(Beginning of Recorded data)

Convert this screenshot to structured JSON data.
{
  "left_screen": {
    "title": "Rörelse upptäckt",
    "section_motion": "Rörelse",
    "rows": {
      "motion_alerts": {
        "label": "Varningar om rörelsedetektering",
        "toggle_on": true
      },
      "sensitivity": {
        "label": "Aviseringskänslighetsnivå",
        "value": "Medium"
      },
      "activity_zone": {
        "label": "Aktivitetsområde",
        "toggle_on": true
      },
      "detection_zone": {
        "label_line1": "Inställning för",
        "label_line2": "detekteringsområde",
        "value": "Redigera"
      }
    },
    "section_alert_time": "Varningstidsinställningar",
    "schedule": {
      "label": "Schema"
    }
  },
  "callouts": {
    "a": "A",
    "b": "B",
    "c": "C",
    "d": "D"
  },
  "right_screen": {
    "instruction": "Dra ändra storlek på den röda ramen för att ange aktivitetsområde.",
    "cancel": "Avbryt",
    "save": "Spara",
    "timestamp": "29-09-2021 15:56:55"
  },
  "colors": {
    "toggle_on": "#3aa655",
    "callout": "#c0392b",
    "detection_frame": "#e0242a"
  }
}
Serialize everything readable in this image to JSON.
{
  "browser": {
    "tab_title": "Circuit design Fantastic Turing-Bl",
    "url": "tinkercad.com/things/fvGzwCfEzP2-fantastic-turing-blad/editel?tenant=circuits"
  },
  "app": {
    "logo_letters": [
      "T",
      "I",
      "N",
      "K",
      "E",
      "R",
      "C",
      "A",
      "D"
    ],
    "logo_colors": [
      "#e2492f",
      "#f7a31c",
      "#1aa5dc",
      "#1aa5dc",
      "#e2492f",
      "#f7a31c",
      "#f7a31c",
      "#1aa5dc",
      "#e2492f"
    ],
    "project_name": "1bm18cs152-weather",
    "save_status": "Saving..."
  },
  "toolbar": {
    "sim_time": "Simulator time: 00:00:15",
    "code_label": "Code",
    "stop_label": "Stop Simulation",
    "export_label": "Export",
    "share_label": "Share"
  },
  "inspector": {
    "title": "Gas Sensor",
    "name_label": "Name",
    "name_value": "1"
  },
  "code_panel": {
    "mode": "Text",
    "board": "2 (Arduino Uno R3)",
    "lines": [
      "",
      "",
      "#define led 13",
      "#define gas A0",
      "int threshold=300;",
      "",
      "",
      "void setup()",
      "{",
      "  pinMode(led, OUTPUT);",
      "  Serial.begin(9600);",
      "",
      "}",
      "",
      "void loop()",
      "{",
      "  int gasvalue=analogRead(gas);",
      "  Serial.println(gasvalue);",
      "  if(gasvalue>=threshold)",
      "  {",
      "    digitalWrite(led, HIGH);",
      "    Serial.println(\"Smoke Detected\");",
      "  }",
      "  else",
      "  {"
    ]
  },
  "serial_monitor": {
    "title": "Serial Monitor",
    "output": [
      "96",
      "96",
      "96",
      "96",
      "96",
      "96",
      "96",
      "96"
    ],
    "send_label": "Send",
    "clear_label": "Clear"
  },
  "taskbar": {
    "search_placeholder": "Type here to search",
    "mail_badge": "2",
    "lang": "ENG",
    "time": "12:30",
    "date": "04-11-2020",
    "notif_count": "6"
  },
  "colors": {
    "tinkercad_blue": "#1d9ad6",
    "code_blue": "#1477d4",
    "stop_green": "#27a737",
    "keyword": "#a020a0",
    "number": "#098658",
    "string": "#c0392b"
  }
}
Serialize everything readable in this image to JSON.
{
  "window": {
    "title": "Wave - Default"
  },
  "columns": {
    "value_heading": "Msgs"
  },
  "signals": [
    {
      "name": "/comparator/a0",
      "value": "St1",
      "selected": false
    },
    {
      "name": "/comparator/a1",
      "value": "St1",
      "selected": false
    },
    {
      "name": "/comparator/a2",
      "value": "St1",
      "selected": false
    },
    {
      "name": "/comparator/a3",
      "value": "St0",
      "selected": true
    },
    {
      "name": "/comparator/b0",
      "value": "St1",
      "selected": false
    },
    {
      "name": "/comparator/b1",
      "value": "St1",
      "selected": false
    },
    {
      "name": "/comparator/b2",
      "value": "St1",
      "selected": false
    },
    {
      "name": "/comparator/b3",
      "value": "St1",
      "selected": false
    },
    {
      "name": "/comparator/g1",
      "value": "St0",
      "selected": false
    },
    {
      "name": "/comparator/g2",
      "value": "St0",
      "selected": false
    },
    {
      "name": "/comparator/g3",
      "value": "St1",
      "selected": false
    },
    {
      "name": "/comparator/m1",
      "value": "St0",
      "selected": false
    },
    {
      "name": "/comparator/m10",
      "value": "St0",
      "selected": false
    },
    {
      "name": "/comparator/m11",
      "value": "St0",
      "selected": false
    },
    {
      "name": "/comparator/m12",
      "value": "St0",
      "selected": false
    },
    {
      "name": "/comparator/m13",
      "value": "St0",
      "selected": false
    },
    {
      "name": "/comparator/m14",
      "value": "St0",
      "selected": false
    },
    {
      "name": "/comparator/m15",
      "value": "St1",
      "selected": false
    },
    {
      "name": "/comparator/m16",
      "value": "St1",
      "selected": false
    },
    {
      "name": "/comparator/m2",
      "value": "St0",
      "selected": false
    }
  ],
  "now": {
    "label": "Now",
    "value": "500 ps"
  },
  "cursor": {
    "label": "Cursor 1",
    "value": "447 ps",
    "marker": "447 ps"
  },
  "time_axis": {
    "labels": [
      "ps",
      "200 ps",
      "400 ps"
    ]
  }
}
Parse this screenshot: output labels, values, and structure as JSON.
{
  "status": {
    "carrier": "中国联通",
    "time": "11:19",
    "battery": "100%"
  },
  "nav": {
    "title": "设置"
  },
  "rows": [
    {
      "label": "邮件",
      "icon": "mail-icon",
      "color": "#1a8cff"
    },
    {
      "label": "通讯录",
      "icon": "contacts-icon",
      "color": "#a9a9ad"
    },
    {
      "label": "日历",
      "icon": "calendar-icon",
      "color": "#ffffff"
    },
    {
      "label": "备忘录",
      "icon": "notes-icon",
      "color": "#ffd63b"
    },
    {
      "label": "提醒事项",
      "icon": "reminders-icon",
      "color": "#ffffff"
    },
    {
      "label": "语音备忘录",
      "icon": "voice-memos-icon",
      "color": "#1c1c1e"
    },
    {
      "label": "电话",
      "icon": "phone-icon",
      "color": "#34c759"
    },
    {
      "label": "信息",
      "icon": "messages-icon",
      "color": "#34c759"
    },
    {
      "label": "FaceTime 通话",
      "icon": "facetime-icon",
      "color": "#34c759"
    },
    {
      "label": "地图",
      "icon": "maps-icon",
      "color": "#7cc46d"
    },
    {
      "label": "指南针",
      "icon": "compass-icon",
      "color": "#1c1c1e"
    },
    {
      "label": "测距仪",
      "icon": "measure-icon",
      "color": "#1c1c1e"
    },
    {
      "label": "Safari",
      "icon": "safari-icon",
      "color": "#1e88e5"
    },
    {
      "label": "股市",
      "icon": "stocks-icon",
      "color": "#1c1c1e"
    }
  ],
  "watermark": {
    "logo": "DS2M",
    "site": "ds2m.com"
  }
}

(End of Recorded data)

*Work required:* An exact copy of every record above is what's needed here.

*Completed exercise:*
Convert this screenshot to structured JSON data.
{
  "left_screen": {
    "title": "Rörelse upptäckt",
    "section_motion": "Rörelse",
    "rows": {
      "motion_alerts": {
        "label": "Varningar om rörelsedetektering",
        "toggle_on": true
      },
      "sensitivity": {
        "label": "Aviseringskänslighetsnivå",
        "value": "Medium"
      },
      "activity_zone": {
        "label": "Aktivitetsområde",
        "toggle_on": true
      },
      "detection_zone": {
        "label_line1": "Inställning för",
        "label_line2": "detekteringsområde",
        "value": "Redigera"
      }
    },
    "section_alert_time": "Varningstidsinställningar",
    "schedule": {
      "label": "Schema"
    }
  },
  "callouts": {
    "a": "A",
    "b": "B",
    "c": "C",
    "d": "D"
  },
  "right_screen": {
    "instruction": "Dra ändra storlek på den röda ramen för att ange aktivitetsområde.",
    "cancel": "Avbryt",
    "save": "Spara",
    "timestamp": "29-09-2021 15:56:55"
  },
  "colors": {
    "toggle_on": "#3aa655",
    "callout": "#c0392b",
    "detection_frame": "#e0242a"
  }
}
Serialize everything readable in this image to JSON.
{
  "browser": {
    "tab_title": "Circuit design Fantastic Turing-Bl",
    "url": "tinkercad.com/things/fvGzwCfEzP2-fantastic-turing-blad/editel?tenant=circuits"
  },
  "app": {
    "logo_letters": [
      "T",
      "I",
      "N",
      "K",
      "E",
      "R",
      "C",
      "A",
      "D"
    ],
    "logo_colors": [
      "#e2492f",
      "#f7a31c",
      "#1aa5dc",
      "#1aa5dc",
      "#e2492f",
      "#f7a31c",
      "#f7a31c",
      "#1aa5dc",
      "#e2492f"
    ],
    "project_name": "1bm18cs152-weather",
    "save_status": "Saving..."
  },
  "toolbar": {
    "sim_time": "Simulator time: 00:00:15",
    "code_label": "Code",
    "stop_label": "Stop Simulation",
    "export_label": "Export",
    "share_label": "Share"
  },
  "inspector": {
    "title": "Gas Sensor",
    "name_label": "Name",
    "name_value": "1"
  },
  "code_panel": {
    "mode": "Text",
    "board": "2 (Arduino Uno R3)",
    "lines": [
      "",
      "",
      "#define led 13",
      "#define gas A0",
      "int threshold=300;",
      "",
      "",
      "void setup()",
      "{",
      "  pinMode(led, OUTPUT);",
      "  Serial.begin(9600);",
      "",
      "}",
      "",
      "void loop()",
      "{",
      "  int gasvalue=analogRead(gas);",
      "  Serial.println(gasvalue);",
      "  if(gasvalue>=threshold)",
      "  {",
      "    digitalWrite(led, HIGH);",
      "    Serial.println(\"Smoke Detected\");",
      "  }",
      "  else",
      "  {"
    ]
  },
  "serial_monitor": {
    "title": "Serial Monitor",
    "output": [
      "96",
      "96",
      "96",
      "96",
      "96",
      "96",
      "96",
      "96"
    ],
    "send_label": "Send",
    "clear_label": "Clear"
  },
  "taskbar": {
    "search_placeholder": "Type here to search",
    "mail_badge": "2",
    "lang": "ENG",
    "time": "12:30",
    "date": "04-11-2020",
    "notif_count": "6"
  },
  "colors": {
    "tinkercad_blue": "#1d9ad6",
    "code_blue": "#1477d4",
    "stop_green": "#27a737",
    "keyword": "#a020a0",
    "number": "#098658",
    "string": "#c0392b"
  }
}
Serialize everything readable in this image to JSON.
{
  "window": {
    "title": "Wave - Default"
  },
  "columns": {
    "value_heading": "Msgs"
  },
  "signals": [
    {
      "name": "/comparator/a0",
      "value": "St1",
      "selected": false
    },
    {
      "name": "/comparator/a1",
      "value": "St1",
      "selected": false
    },
    {
      "name": "/comparator/a2",
      "value": "St1",
      "selected": false
    },
    {
      "name": "/comparator/a3",
      "value": "St0",
      "selected": true
    },
    {
      "name": "/comparator/b0",
      "value": "St1",
      "selected": false
    },
    {
      "name": "/comparator/b1",
      "value": "St1",
      "selected": false
    },
    {
      "name": "/comparator/b2",
      "value": "St1",
      "selected": false
    },
    {
      "name": "/comparator/b3",
      "value": "St1",
      "selected": false
    },
    {
      "name": "/comparator/g1",
      "value": "St0",
      "selected": false
    },
    {
      "name": "/comparator/g2",
      "value": "St0",
      "selected": false
    },
    {
      "name": "/comparator/g3",
      "value": "St1",
      "selected": false
    },
    {
      "name": "/comparator/m1",
      "value": "St0",
      "selected": false
    },
    {
      "name": "/comparator/m10",
      "value": "St0",
      "selected": false
    },
    {
      "name": "/comparator/m11",
      "value": "St0",
      "selected": false
    },
    {
      "name": "/comparator/m12",
      "value": "St0",
      "selected": false
    },
    {
      "name": "/comparator/m13",
      "value": "St0",
      "selected": false
    },
    {
      "name": "/comparator/m14",
      "value": "St0",
      "selected": false
    },
    {
      "name": "/comparator/m15",
      "value": "St1",
      "selected": false
    },
    {
      "name": "/comparator/m16",
      "value": "St1",
      "selected": false
    },
    {
      "name": "/comparator/m2",
      "value": "St0",
      "selected": false
    }
  ],
  "now": {
    "label": "Now",
    "value": "500 ps"
  },
  "cursor": {
    "label": "Cursor 1",
    "value": "447 ps",
    "marker": "447 ps"
  },
  "time_axis": {
    "labels": [
      "ps",
      "200 ps",
      "400 ps"
    ]
  }
}
Parse this screenshot: output labels, values, and structure as JSON.
{
  "status": {
    "carrier": "中国联通",
    "time": "11:19",
    "battery": "100%"
  },
  "nav": {
    "title": "设置"
  },
  "rows": [
    {
      "label": "邮件",
      "icon": "mail-icon",
      "color": "#1a8cff"
    },
    {
      "label": "通讯录",
      "icon": "contacts-icon",
      "color": "#a9a9ad"
    },
    {
      "label": "日历",
      "icon": "calendar-icon",
      "color": "#ffffff"
    },
    {
      "label": "备忘录",
      "icon": "notes-icon",
      "color": "#ffd63b"
    },
    {
      "label": "提醒事项",
      "icon": "reminders-icon",
      "color": "#ffffff"
    },
    {
      "label": "语音备忘录",
      "icon": "voice-memos-icon",
      "color": "#1c1c1e"
    },
    {
      "label": "电话",
      "icon": "phone-icon",
      "color": "#34c759"
    },
    {
      "label": "信息",
      "icon": "messages-icon",
      "color": "#34c759"
    },
    {
      "label": "FaceTime 通话",
      "icon": "facetime-icon",
      "color": "#34c759"
    },
    {
      "label": "地图",
      "icon": "maps-icon",
      "color": "#7cc46d"
    },
    {
      "label": "指南针",
      "icon": "compass-icon",
      "color": "#1c1c1e"
    },
    {
      "label": "测距仪",
      "icon": "measure-icon",
      "color": "#1c1c1e"
    },
    {
      "label": "Safari",
      "icon": "safari-icon",
      "color": "#1e88e5"
    },
    {
      "label": "股市",
      "icon": "stocks-icon",
      "color": "#1c1c1e"
    }
  ],
  "watermark": {
    "logo": "DS2M",
    "site": "ds2m.com"
  }
}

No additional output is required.